Through two previous projects, Coriolanus and The Invisible Woman, the actor, 56, discovered just how difficult it is to do both at the same time.
But, when it came to making The White Crow – a biopic which depicts the decision dancer Rudolf Nureyev made to defect from the Soviet Union in 1961 – he changed his mind.
“In all the madness and stress of trying to raise the money, it was only when I was confronted by quite an assertive Russian executive producer who said, ‘Why are you not in the film, Ralph? People would be interested in investing if you were in it’, that I caved,” admits Fiennes.
“But I’m the anomaly a bit, because I wanted to have Russian actors in Russian roles speaking Russian.”
However, the star, who first found fame working with the Royal Shakespeare Company, does speak Russian in the film, as he plays Nureyev’s inspirational ballet teacher, Alexander Pushkin, who took Nureyev under his wing, and into his and his wife’s home.

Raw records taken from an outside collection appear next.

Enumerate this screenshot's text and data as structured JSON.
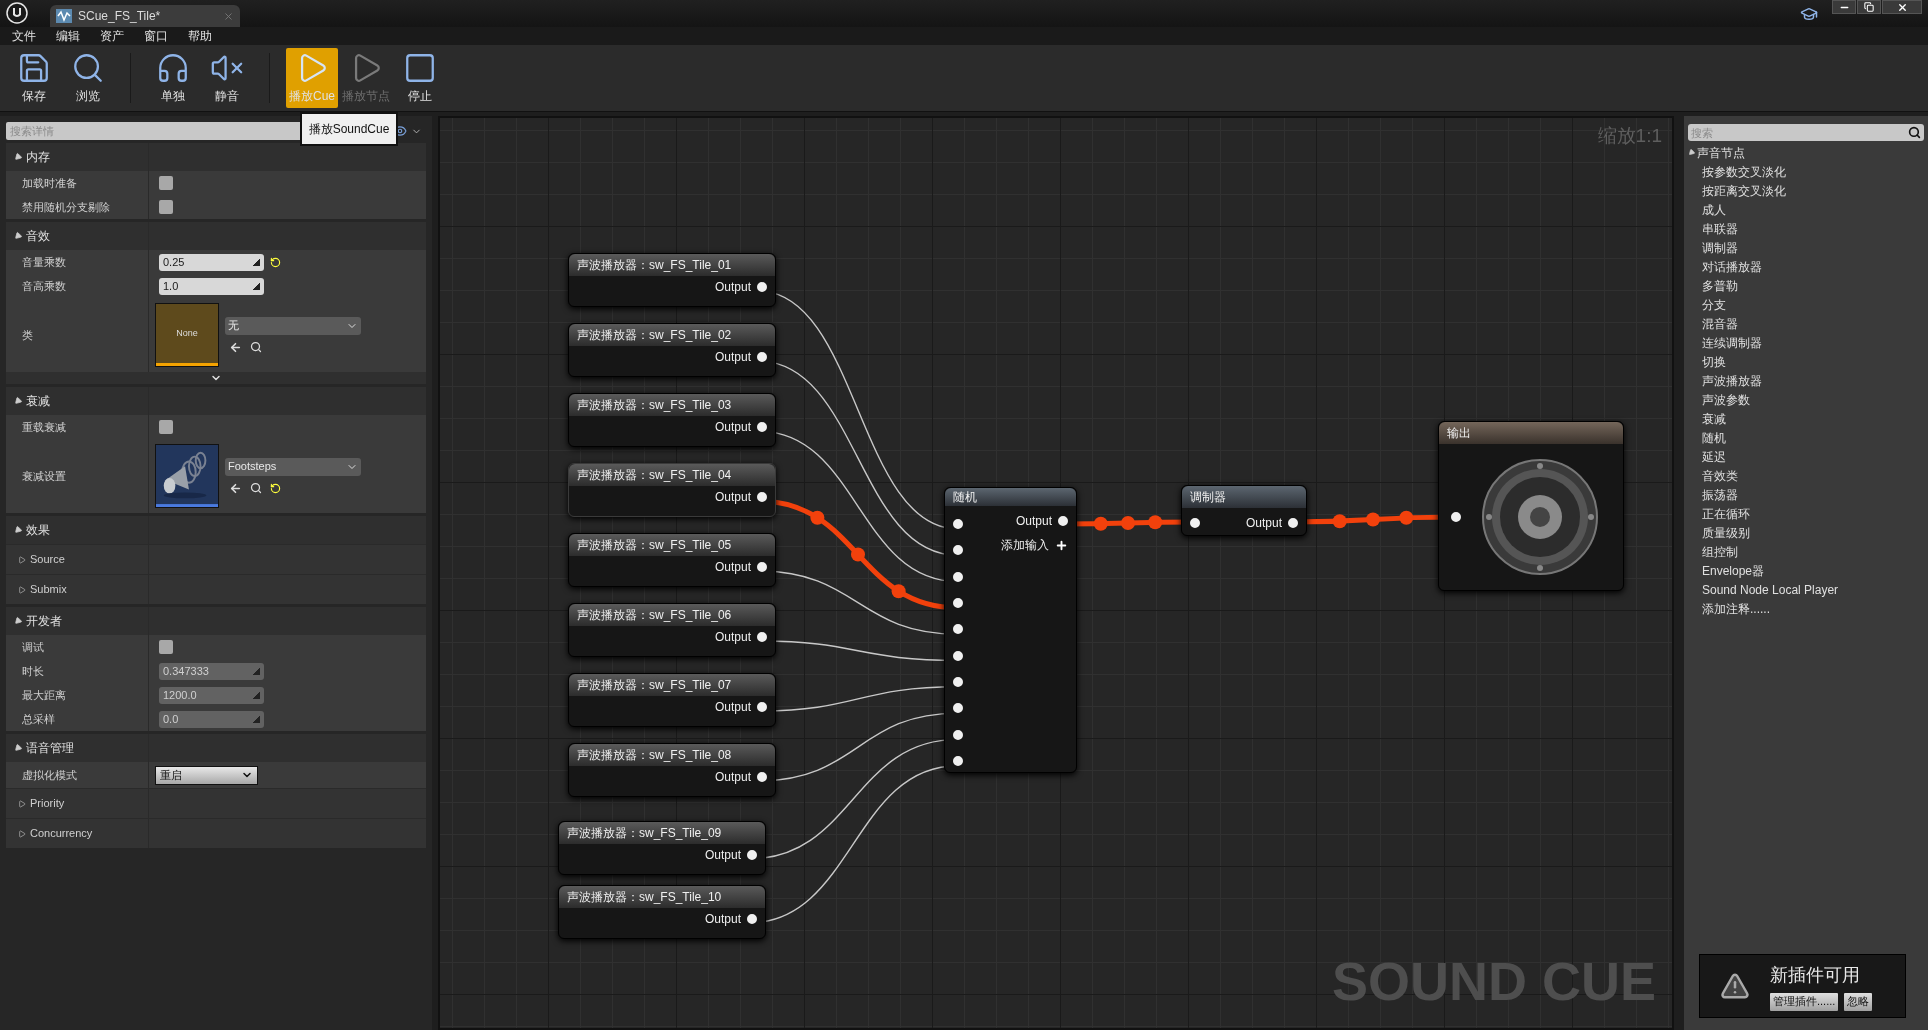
{
  "window": {
    "tab_title": "SCue_FS_Tile*"
  },
  "menu": [
    "文件",
    "编辑",
    "资产",
    "窗口",
    "帮助"
  ],
  "toolbar": [
    {
      "kind": "save",
      "label": "保存",
      "selected": false,
      "disabled": false
    },
    {
      "kind": "browse",
      "label": "浏览",
      "selected": false,
      "disabled": false
    },
    {
      "kind": "solo",
      "label": "单独",
      "selected": false,
      "disabled": false
    },
    {
      "kind": "mute",
      "label": "静音",
      "selected": false,
      "disabled": false
    },
    {
      "kind": "play_cue",
      "label": "播放Cue",
      "selected": true,
      "disabled": false
    },
    {
      "kind": "play_node",
      "label": "播放节点",
      "selected": false,
      "disabled": true
    },
    {
      "kind": "stop",
      "label": "停止",
      "selected": false,
      "disabled": false
    }
  ],
  "tooltip": "播放SoundCue",
  "details": {
    "search": {
      "placeholder": "搜索详情"
    },
    "sections": [
      {
        "title": "内存",
        "expanded": true,
        "rows": [
          {
            "kind": "checkbox",
            "label": "加载时准备",
            "checked": false
          },
          {
            "kind": "checkbox",
            "label": "禁用随机分支剔除",
            "checked": false
          }
        ]
      },
      {
        "title": "音效",
        "expanded": true,
        "advanced": true,
        "rows": [
          {
            "kind": "number",
            "label": "音量乘数",
            "value": "0.25",
            "disabled": false,
            "reset": true
          },
          {
            "kind": "number",
            "label": "音高乘数",
            "value": "1.0",
            "disabled": false,
            "reset": false
          },
          {
            "kind": "asset",
            "label": "类",
            "thumb_label": "None",
            "value": "无",
            "reset": false
          }
        ]
      },
      {
        "title": "衰减",
        "expanded": true,
        "rows": [
          {
            "kind": "checkbox",
            "label": "重载衰减",
            "checked": false
          },
          {
            "kind": "asset",
            "label": "衰减设置",
            "value": "Footsteps",
            "reset": true
          }
        ]
      },
      {
        "title": "效果",
        "expanded": true,
        "rows": [
          {
            "kind": "group",
            "label": "Source",
            "expanded": false
          },
          {
            "kind": "group",
            "label": "Submix",
            "expanded": false
          }
        ]
      },
      {
        "title": "开发者",
        "expanded": true,
        "rows": [
          {
            "kind": "checkbox",
            "label": "调试",
            "checked": false
          },
          {
            "kind": "number",
            "label": "时长",
            "value": "0.347333",
            "disabled": true,
            "reset": false
          },
          {
            "kind": "number",
            "label": "最大距离",
            "value": "1200.0",
            "disabled": true,
            "reset": false
          },
          {
            "kind": "number",
            "label": "总采样",
            "value": "0.0",
            "disabled": true,
            "reset": false
          }
        ]
      },
      {
        "title": "语音管理",
        "expanded": true,
        "rows": [
          {
            "kind": "dropdown",
            "label": "虚拟化模式",
            "value": "重启"
          },
          {
            "kind": "group",
            "label": "Priority",
            "expanded": false
          },
          {
            "kind": "group",
            "label": "Concurrency",
            "expanded": false
          }
        ]
      }
    ]
  },
  "graph": {
    "zoom_label": "缩放1:1",
    "watermark": "SOUND CUE",
    "nodes": [
      {
        "kind": "wave_player",
        "title": "声波播放器：sw_FS_Tile_01",
        "output": "Output",
        "playing": false
      },
      {
        "kind": "wave_player",
        "title": "声波播放器：sw_FS_Tile_02",
        "output": "Output",
        "playing": false
      },
      {
        "kind": "wave_player",
        "title": "声波播放器：sw_FS_Tile_03",
        "output": "Output",
        "playing": false
      },
      {
        "kind": "wave_player",
        "title": "声波播放器：sw_FS_Tile_04",
        "output": "Output",
        "playing": true
      },
      {
        "kind": "wave_player",
        "title": "声波播放器：sw_FS_Tile_05",
        "output": "Output",
        "playing": false
      },
      {
        "kind": "wave_player",
        "title": "声波播放器：sw_FS_Tile_06",
        "output": "Output",
        "playing": false
      },
      {
        "kind": "wave_player",
        "title": "声波播放器：sw_FS_Tile_07",
        "output": "Output",
        "playing": false
      },
      {
        "kind": "wave_player",
        "title": "声波播放器：sw_FS_Tile_08",
        "output": "Output",
        "playing": false
      },
      {
        "kind": "wave_player",
        "title": "声波播放器：sw_FS_Tile_09",
        "output": "Output",
        "playing": false
      },
      {
        "kind": "wave_player",
        "title": "声波播放器：sw_FS_Tile_10",
        "output": "Output",
        "playing": false
      },
      {
        "kind": "random",
        "title": "随机",
        "output": "Output",
        "add_input": "添加输入",
        "playing": true
      },
      {
        "kind": "modulator",
        "title": "调制器",
        "output": "Output",
        "playing": true
      },
      {
        "kind": "output",
        "title": "输出"
      }
    ]
  },
  "palette": {
    "search": {
      "placeholder": "搜索"
    },
    "tree": [
      {
        "label": "声音节点",
        "expanded": true,
        "children": [
          {
            "label": "按参数交叉淡化"
          },
          {
            "label": "按距离交叉淡化"
          },
          {
            "label": "成人"
          },
          {
            "label": "串联器"
          },
          {
            "label": "调制器"
          },
          {
            "label": "对话播放器"
          },
          {
            "label": "多普勒"
          },
          {
            "label": "分支"
          },
          {
            "label": "混音器"
          },
          {
            "label": "连续调制器"
          },
          {
            "label": "切换"
          },
          {
            "label": "声波播放器"
          },
          {
            "label": "声波参数"
          },
          {
            "label": "衰减"
          },
          {
            "label": "随机"
          },
          {
            "label": "延迟"
          },
          {
            "label": "音效类"
          },
          {
            "label": "振荡器"
          },
          {
            "label": "正在循环"
          },
          {
            "label": "质量级别"
          },
          {
            "label": "组控制"
          },
          {
            "label": "Envelope器"
          },
          {
            "label": "Sound Node Local Player"
          },
          {
            "label": "添加注释......"
          }
        ]
      }
    ]
  },
  "notification": {
    "title": "新插件可用",
    "buttons": [
      "管理插件......",
      "忽略"
    ]
  }
}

The story sees a 22-year-old Nureyev travel to Paris as a member of of the world-renowned Kirov Ballet company. He’s eager to consume all the culture, art and music the dazzling city has to offer, but KGB officers are watching his every move, and become increasingly suspicious of his behaviour.
This leads to a nail-biting confrontation at Le Bourget airport, during which Nureyev is forced to make a heartbreaking decision about the future, knowing it may change the course of his life forever, and could put his family and friends in danger.
Also woven through the film are flashbacks to his poverty-stricken childhood in the Soviet city of Ufa – and it’s all based on a biography of the dancer, written by Julie Kavanagh.
Fiennes first read the book almost 20 years ago.
“It impacted me because this is a story of a young performer,” says the actor, known for films such as The Grand Budapest Hotel, Schindler’s List, as well as the Harry Potter series.
“Because he goes in front of an audience and that’s what I do too, there’s a little seed there of something in common.”
Furthermore, he was incredibly moved by how, as a young boy who had limited educational resource, Nureyev discovered “this ferocious desire to express himself as a dancer, at the expense of almost everything else, and finally, the expense of living in his homeland”.
The star who plays Nureyev – Ukrainian Oleg Ivenko, a dancer from the Tartar State Ballet company – had actually never acted before.
Fiennes worked intensively with him throughout the filming process, and the result is a captivating screen debut.
“I pushed him to understand the best screen acting is rooted in being really present and in the moment,” explains the director.
“You’re reacting and listening, so the thing to get him to feel is, ‘Don’t show me you’re angry or shy or irritated or whatever; just feel it, be it. Have it inside’. If you really have it or are close to having it, it will reveal itself.”
When it came to the challenges of making The White Crow, both Fiennes and the film’s writer, David Hare, were keen to avoid using clichés, as they depicted this period in history.
“Clearly it’s a time that’s been well trodden by film; [a] Cold War drama really is what, in one sense, it is,” notes Fiennes.
“[It was] very important for me that we tried to show our audience that there was a world in Soviet Russia which nurtured this young boy, which gave him a fantastic ballet education and indeed would welcome him.
“In Leningrad, we saw him be not only taken into the home of his teacher and his wife, but also being accepted into a group of young Leningrad students, and this was a welcoming and hospitable place.”
The KGB officer named Strizhevsky was, in particular, a character he wanted to make sure he got right.
In one scene in Paris, we see him say to The Kirov: “Make sure that Nureyev behaves according to these ideological standards.”
But Fiennes was keen to show that this man was a human being who had a job to do.
“I wanted him to be a complex character; he’s played by a wonderful Russian actor, Aleksey Morozov, who does a brilliantly, highly interesting complicated man, [who] puts pressure on himself, likes Rudolf, sees he’s very talented, tries to pressure him to behave without too much aggression, and finally gets hardcore when the chips are down at the end.
“But that character was crucial, in that he would have been an educated, alert-minded man, who’s not a thug, not a bully, and I tried to clear away preconceptions about that sort of behaviour.”
The White Crow is in cinemas now